The end of a marriage has many casualties beyond the husband and wife who have made a life-altering decision. Children are usually the most impacted by their mother and father splitting up. With the “Gray Divorce” trend where parents 50 years or older divorce, older offspring are forced to deal with the emotional aftermath.
Perhaps the last thing that anyone expects as they reach middle-age is their parents splitting up. The shock and trauma are equally significant as what actual children experience. Adult offspring feeling the loss and reeling from the shock can experience negative feelings ranging from irritability to grief. In an almost childlike manner, some may deny that the end of their parent’s marriage is a reality.
The anxiety felt by adult children
The most peaceful and cooperative marital dissolution creates anxiety that affects an adult child’s state of mind and impacts relationships they have with fellow family members and even coworkers. They may not be comforted by the oft-used scenario of it being better that it happened later in life as opposed to childhood. For many, those words do little to soothe the stress.
Offspring getting caught in the middle of two parents divorcing is not exclusive to young children. In many cases, a bad situation becomes worse when one parent starts complaining about the other or wants to keep tabs on the ex-spouse.
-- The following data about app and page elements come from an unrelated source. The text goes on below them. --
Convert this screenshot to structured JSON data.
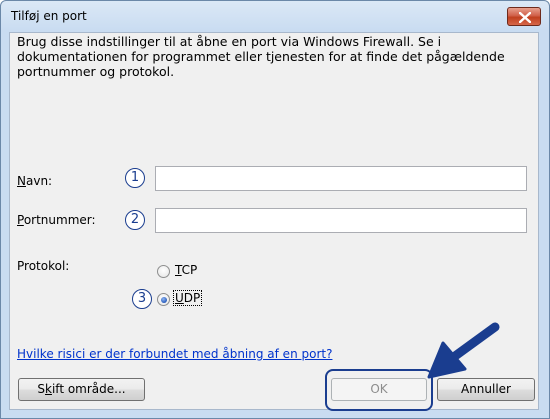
{
  "window": {
    "title": "Tilføj en port"
  },
  "description": "Brug disse indstillinger til at åbne en port via Windows Firewall. Se i dokumentationen for programmet eller tjenesten for at finde det pågældende portnummer og protokol.",
  "fields": {
    "name_label": "Navn:",
    "name_mnemonic": "N",
    "name_rest": "avn:",
    "name_value": "",
    "port_label": "Portnummer:",
    "port_mnemonic": "P",
    "port_rest": "ortnummer:",
    "port_value": ""
  },
  "protocol": {
    "label": "Protokol:",
    "options": [
      {
        "label": "TCP",
        "mnemonic": "T",
        "rest": "CP",
        "checked": false
      },
      {
        "label": "UDP",
        "mnemonic": "U",
        "rest": "DP",
        "checked": true
      }
    ]
  },
  "callouts": [
    "1",
    "2",
    "3"
  ],
  "link": "Hvilke risici er der forbundet med åbning af en port?",
  "buttons": {
    "change_scope_pre": "S",
    "change_scope_mnemonic": "k",
    "change_scope_post": "ift område...",
    "ok": "OK",
    "cancel": "Annuller"
  },
  "colors": {
    "callout": "#1a3d8f",
    "link": "#0033cc",
    "close": "#c0401f"
  }
}
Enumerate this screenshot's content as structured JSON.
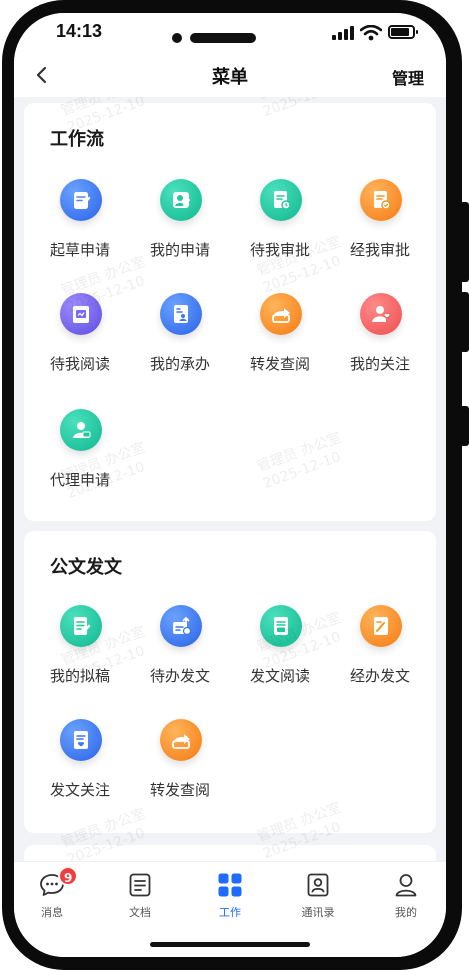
{
  "statusbar": {
    "time": "14:13"
  },
  "navbar": {
    "title": "菜单",
    "action": "管理"
  },
  "watermark": {
    "name": "管理员  办公室",
    "date": "2025-12-10"
  },
  "sections": [
    {
      "title": "工作流",
      "items": [
        {
          "label": "起草申请",
          "color": "blue",
          "icon": "edit-doc-icon"
        },
        {
          "label": "我的申请",
          "color": "teal",
          "icon": "user-sign-icon"
        },
        {
          "label": "待我审批",
          "color": "teal",
          "icon": "doc-clock-icon"
        },
        {
          "label": "经我审批",
          "color": "orange",
          "icon": "doc-check-icon"
        },
        {
          "label": "待我阅读",
          "color": "purple",
          "icon": "read-doc-icon"
        },
        {
          "label": "我的承办",
          "color": "blue",
          "icon": "id-card-icon"
        },
        {
          "label": "转发查阅",
          "color": "orange",
          "icon": "forward-icon"
        },
        {
          "label": "我的关注",
          "color": "red",
          "icon": "user-heart-icon"
        },
        {
          "label": "代理申请",
          "color": "teal",
          "icon": "agent-icon"
        }
      ]
    },
    {
      "title": "公文发文",
      "items": [
        {
          "label": "我的拟稿",
          "color": "teal",
          "icon": "draft-icon"
        },
        {
          "label": "待办发文",
          "color": "blue",
          "icon": "pending-send-icon"
        },
        {
          "label": "发文阅读",
          "color": "teal",
          "icon": "read-send-icon"
        },
        {
          "label": "经办发文",
          "color": "orange",
          "icon": "handled-send-icon"
        },
        {
          "label": "发文关注",
          "color": "blue",
          "icon": "follow-doc-icon"
        },
        {
          "label": "转发查阅",
          "color": "orange",
          "icon": "forward-icon"
        }
      ]
    }
  ],
  "tabbar": [
    {
      "label": "消息",
      "icon": "message-icon",
      "badge": "9"
    },
    {
      "label": "文档",
      "icon": "document-icon"
    },
    {
      "label": "工作",
      "icon": "work-grid-icon",
      "active": true
    },
    {
      "label": "通讯录",
      "icon": "contacts-icon"
    },
    {
      "label": "我的",
      "icon": "profile-icon"
    }
  ]
}
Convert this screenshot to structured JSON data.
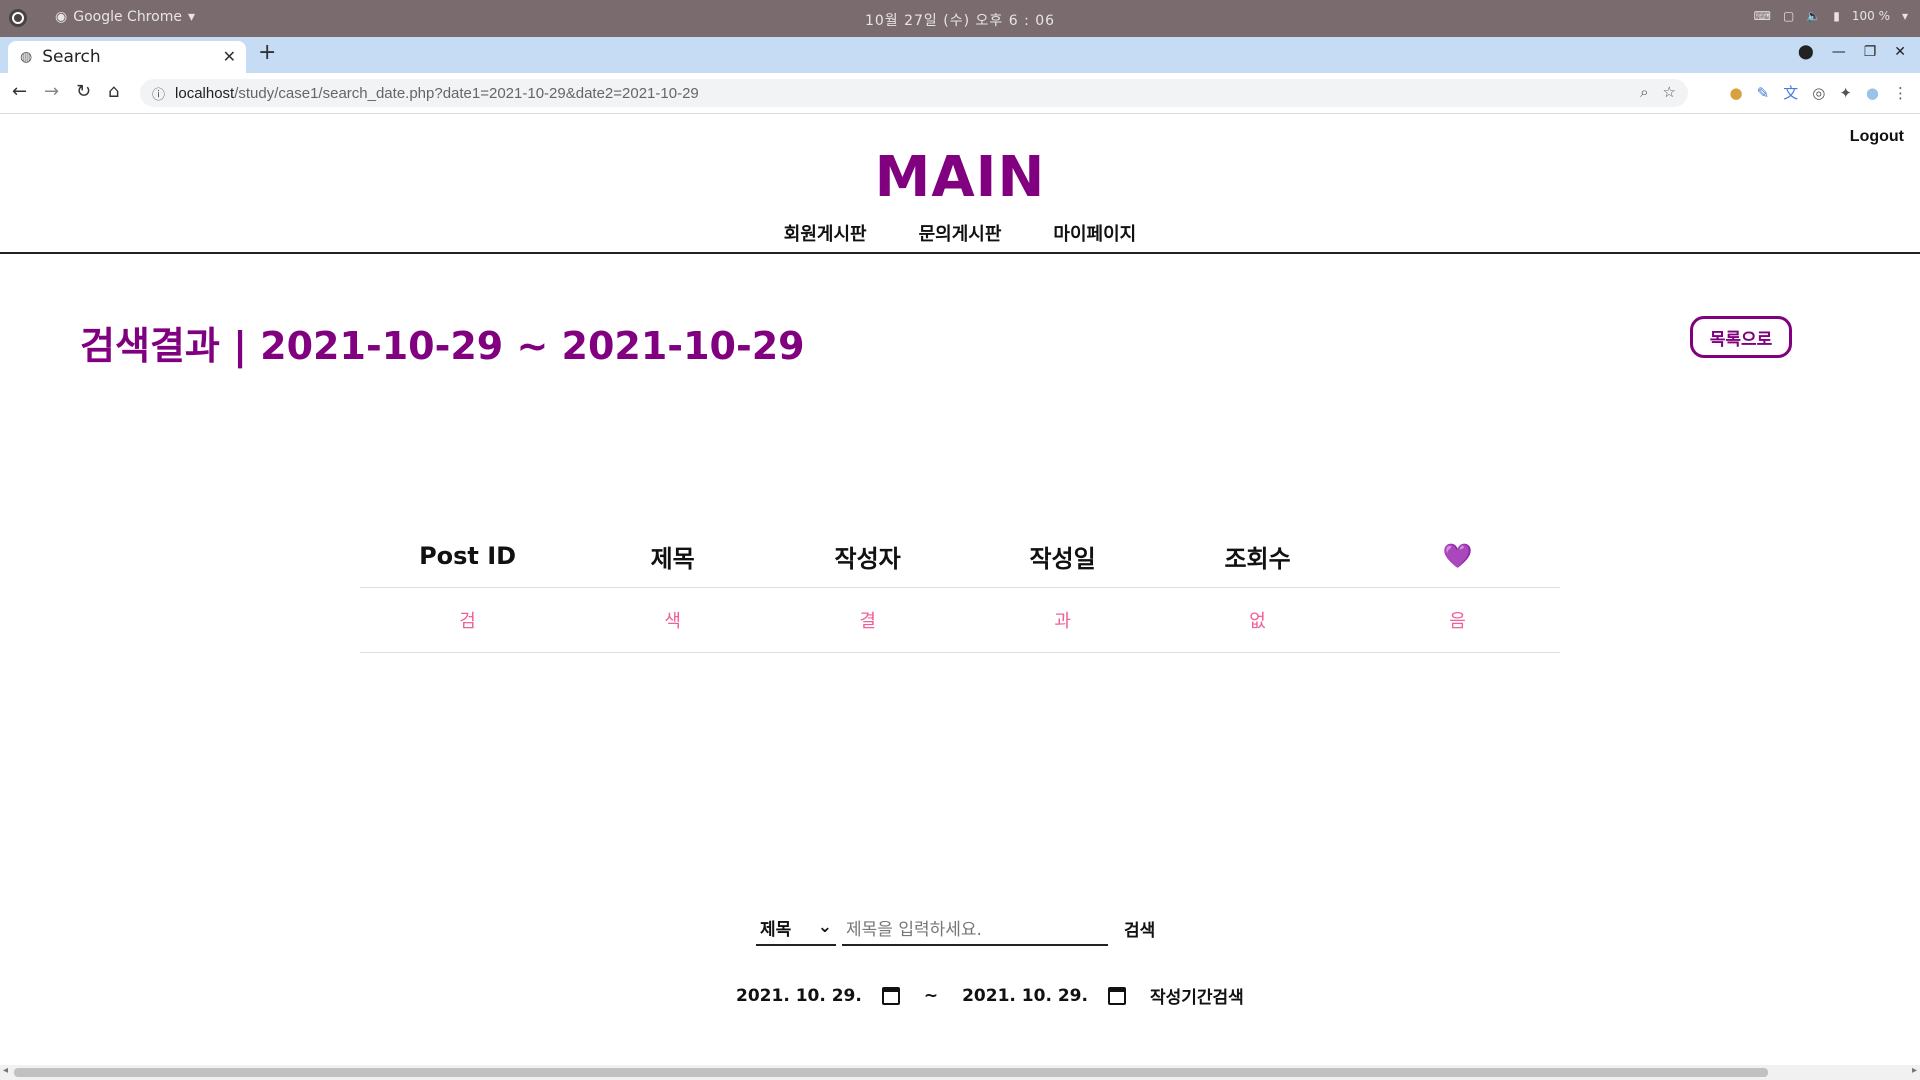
{
  "os": {
    "app_name": "Google Chrome",
    "clock": "10월 27일 (수) 오후 6 : 06",
    "battery": "100 %"
  },
  "browser": {
    "tab_title": "Search",
    "url_host": "localhost",
    "url_path": "/study/case1/search_date.php?date1=2021-10-29&date2=2021-10-29"
  },
  "header": {
    "logout": "Logout",
    "brand": "MAIN",
    "menu": [
      "회원게시판",
      "문의게시판",
      "마이페이지"
    ]
  },
  "main": {
    "heading": "검색결과 | 2021-10-29 ~ 2021-10-29",
    "back_button": "목록으로",
    "table": {
      "headers": [
        "Post ID",
        "제목",
        "작성자",
        "작성일",
        "조회수",
        "💜"
      ],
      "row": [
        "검",
        "색",
        "결",
        "과",
        "없",
        "음"
      ]
    },
    "search": {
      "select_value": "제목",
      "placeholder": "제목을 입력하세요.",
      "button": "검색"
    },
    "date_search": {
      "date1": "2021. 10. 29.",
      "separator": "~",
      "date2": "2021. 10. 29.",
      "button": "작성기간검색"
    }
  }
}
They may request a blow-by-blow account of anything said about them, putting the adult child in an uncomfortable situation.
Refusal can strain the relationship. For an adult child already dealing with their own issues, divorce neutrality risks alienating one parent. Additionally, adult siblings may take sides, refusing to go to family functions and holiday gatherings because their mother or father might be there. That stance punishes not only adult children but also grandchildren who are already questioning why they don’t see grandma and grandpa together anymore.
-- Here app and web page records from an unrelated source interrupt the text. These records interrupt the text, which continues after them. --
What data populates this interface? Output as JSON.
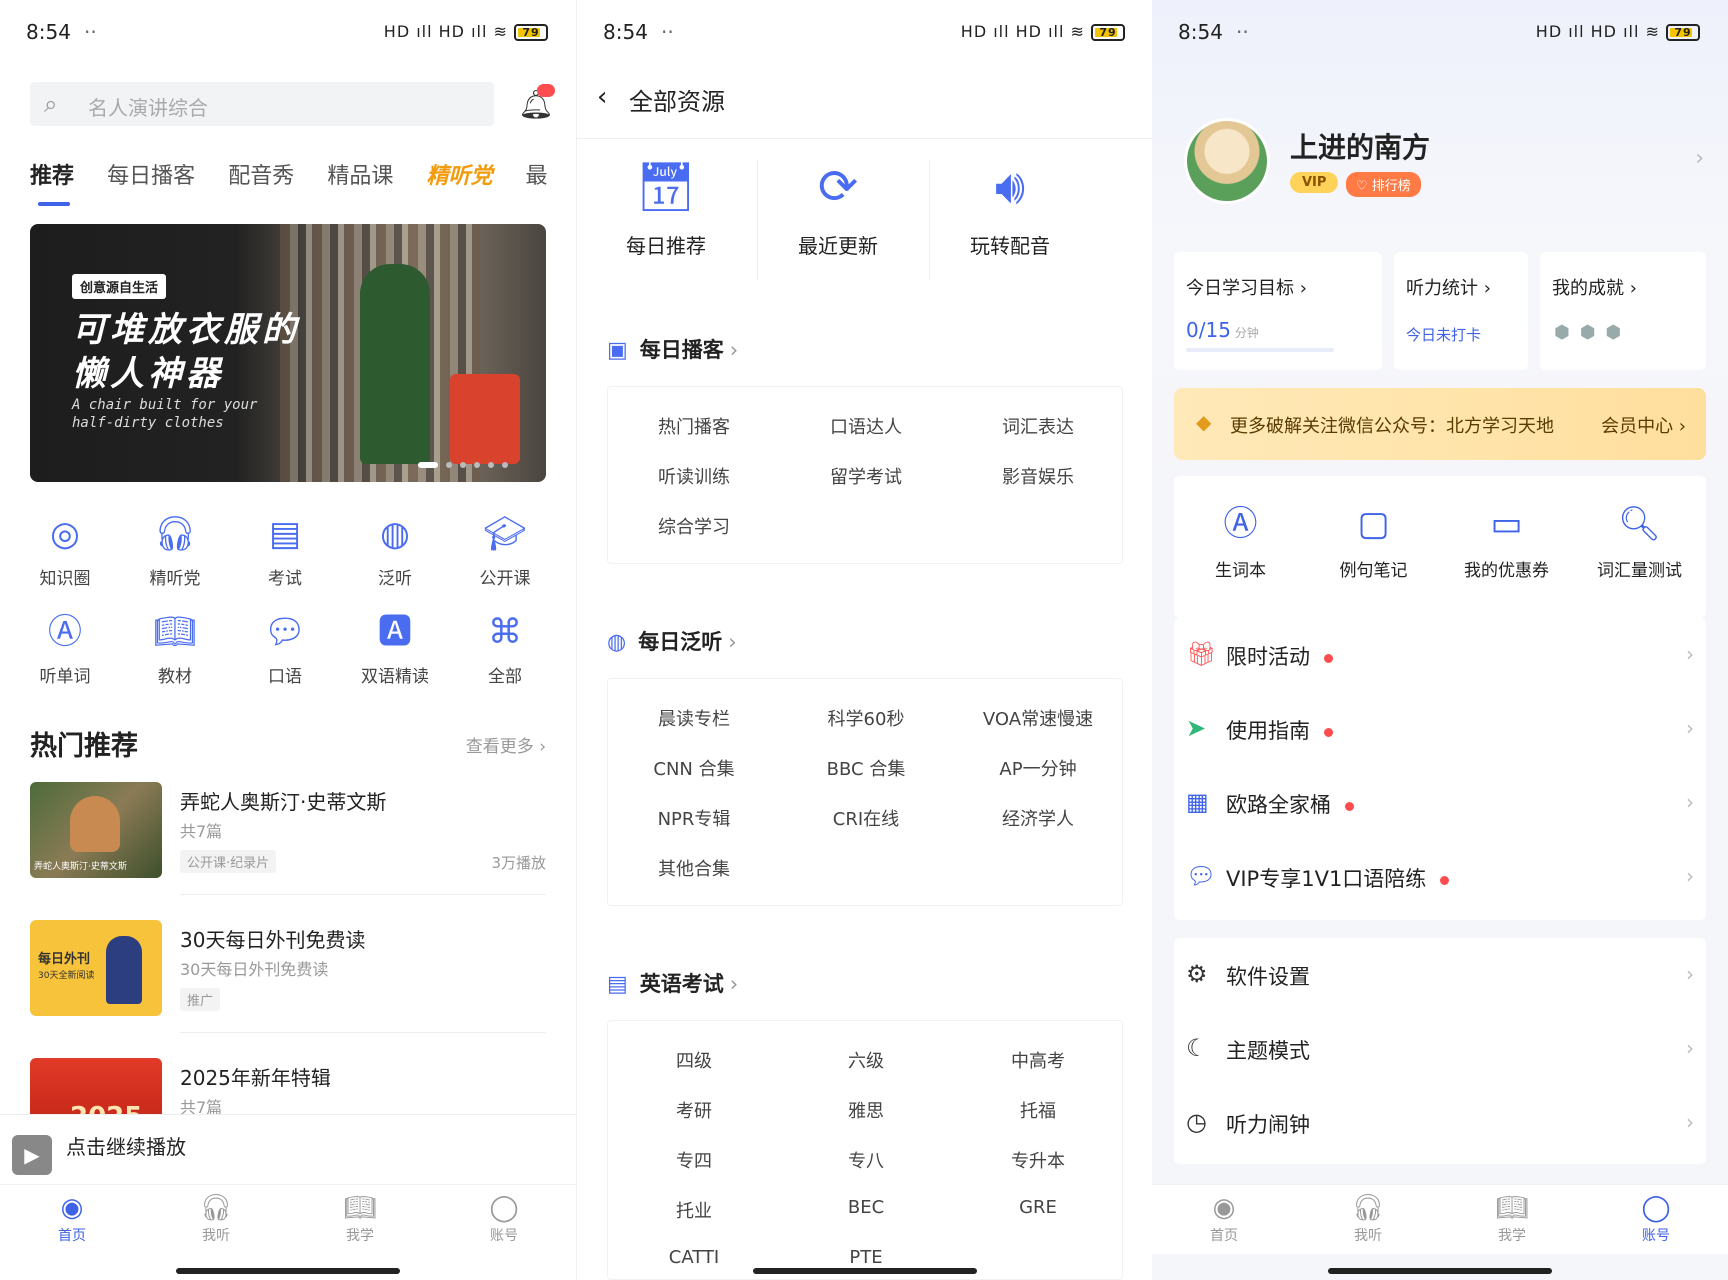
{
  "status": {
    "time": "8:54",
    "dots": "··",
    "signal": "HD ıll HD ıll ≋",
    "battery": "79"
  },
  "home": {
    "search_placeholder": "名人演讲综合",
    "tabs": [
      "推荐",
      "每日播客",
      "配音秀",
      "精品课",
      "精听党",
      "最"
    ],
    "banner": {
      "chip": "创意源自生活",
      "headline_1": "可堆放衣服的",
      "headline_2": "懒人神器",
      "en_1": "A chair built for your",
      "en_2": "half-dirty clothes",
      "slide_index": 1,
      "slide_count": 6
    },
    "grid": [
      {
        "label": "知识圈",
        "icon": "circle-icon"
      },
      {
        "label": "精听党",
        "icon": "headphones-icon"
      },
      {
        "label": "考试",
        "icon": "exam-icon"
      },
      {
        "label": "泛听",
        "icon": "globe-icon"
      },
      {
        "label": "公开课",
        "icon": "graduation-cap-icon"
      },
      {
        "label": "听单词",
        "icon": "word-icon"
      },
      {
        "label": "教材",
        "icon": "book-icon"
      },
      {
        "label": "口语",
        "icon": "chat-icon"
      },
      {
        "label": "双语精读",
        "icon": "bilingual-icon"
      },
      {
        "label": "全部",
        "icon": "all-icon"
      }
    ],
    "section_title": "热门推荐",
    "section_more": "查看更多",
    "recs": [
      {
        "title": "弄蛇人奥斯汀·史蒂文斯",
        "sub": "共7篇",
        "tag": "公开课·纪录片",
        "plays": "3万播放"
      },
      {
        "title": "30天每日外刊免费读",
        "sub": "30天每日外刊免费读",
        "tag": "推广",
        "plays": ""
      },
      {
        "title": "2025年新年特辑",
        "sub": "共7篇",
        "tag": "",
        "plays": ""
      }
    ],
    "thumb_texts": {
      "t1": "弄蛇人奥斯汀·史蒂文斯",
      "t2a": "每日外刊",
      "t2b": "30天全新阅读",
      "t3": "2025"
    },
    "mini_player": "点击继续播放",
    "nav": [
      "首页",
      "我听",
      "我学",
      "账号"
    ]
  },
  "resources": {
    "title": "全部资源",
    "top": [
      {
        "label": "每日推荐",
        "icon": "calendar-icon"
      },
      {
        "label": "最近更新",
        "icon": "refresh-icon"
      },
      {
        "label": "玩转配音",
        "icon": "voice-icon"
      }
    ],
    "categories": [
      {
        "title": "每日播客",
        "items": [
          "热门播客",
          "口语达人",
          "词汇表达",
          "听读训练",
          "留学考试",
          "影音娱乐",
          "综合学习"
        ]
      },
      {
        "title": "每日泛听",
        "items": [
          "晨读专栏",
          "科学60秒",
          "VOA常速慢速",
          "CNN 合集",
          "BBC 合集",
          "AP一分钟",
          "NPR专辑",
          "CRI在线",
          "经济学人",
          "其他合集"
        ]
      },
      {
        "title": "英语考试",
        "items": [
          "四级",
          "六级",
          "中高考",
          "考研",
          "雅思",
          "托福",
          "专四",
          "专八",
          "专升本",
          "托业",
          "BEC",
          "GRE",
          "CATTI",
          "PTE"
        ]
      }
    ]
  },
  "account": {
    "username": "上进的南方",
    "vip": "VIP",
    "rank": "♡ 排行榜",
    "stats": [
      {
        "title": "今日学习目标 ›",
        "value": "0/15",
        "unit": "分钟",
        "progress": 0
      },
      {
        "title": "听力统计 ›",
        "value": "今日未打卡"
      },
      {
        "title": "我的成就 ›",
        "value": ""
      }
    ],
    "promo_text": "更多破解关注微信公众号：北方学习天地",
    "promo_right": "会员中心 ›",
    "tools": [
      {
        "label": "生词本",
        "icon": "vocab-icon"
      },
      {
        "label": "例句笔记",
        "icon": "note-icon"
      },
      {
        "label": "我的优惠券",
        "icon": "coupon-icon"
      },
      {
        "label": "词汇量测试",
        "icon": "vocab-test-icon"
      }
    ],
    "menu1": [
      {
        "label": "限时活动",
        "icon": "gift-icon",
        "color": "#ff5a5a",
        "dot": true
      },
      {
        "label": "使用指南",
        "icon": "send-icon",
        "color": "#2fb877",
        "dot": true
      },
      {
        "label": "欧路全家桶",
        "icon": "apps-icon",
        "color": "#3e62e8",
        "dot": true
      },
      {
        "label": "VIP专享1V1口语陪练",
        "icon": "chat-icon",
        "color": "#3e62e8",
        "dot": true
      }
    ],
    "menu2": [
      {
        "label": "软件设置",
        "icon": "settings-icon"
      },
      {
        "label": "主题模式",
        "icon": "moon-icon"
      },
      {
        "label": "听力闹钟",
        "icon": "clock-icon"
      }
    ]
  },
  "colors": {
    "accent": "#3e62e8",
    "promo_bg": "#ffe3a6",
    "badge_red": "#ff4d4f"
  }
}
Divorce can be complex and emotionally charged. Getting through it at any age presents significant legal challenges, not to mention overcoming the family rancor often inherent in the process.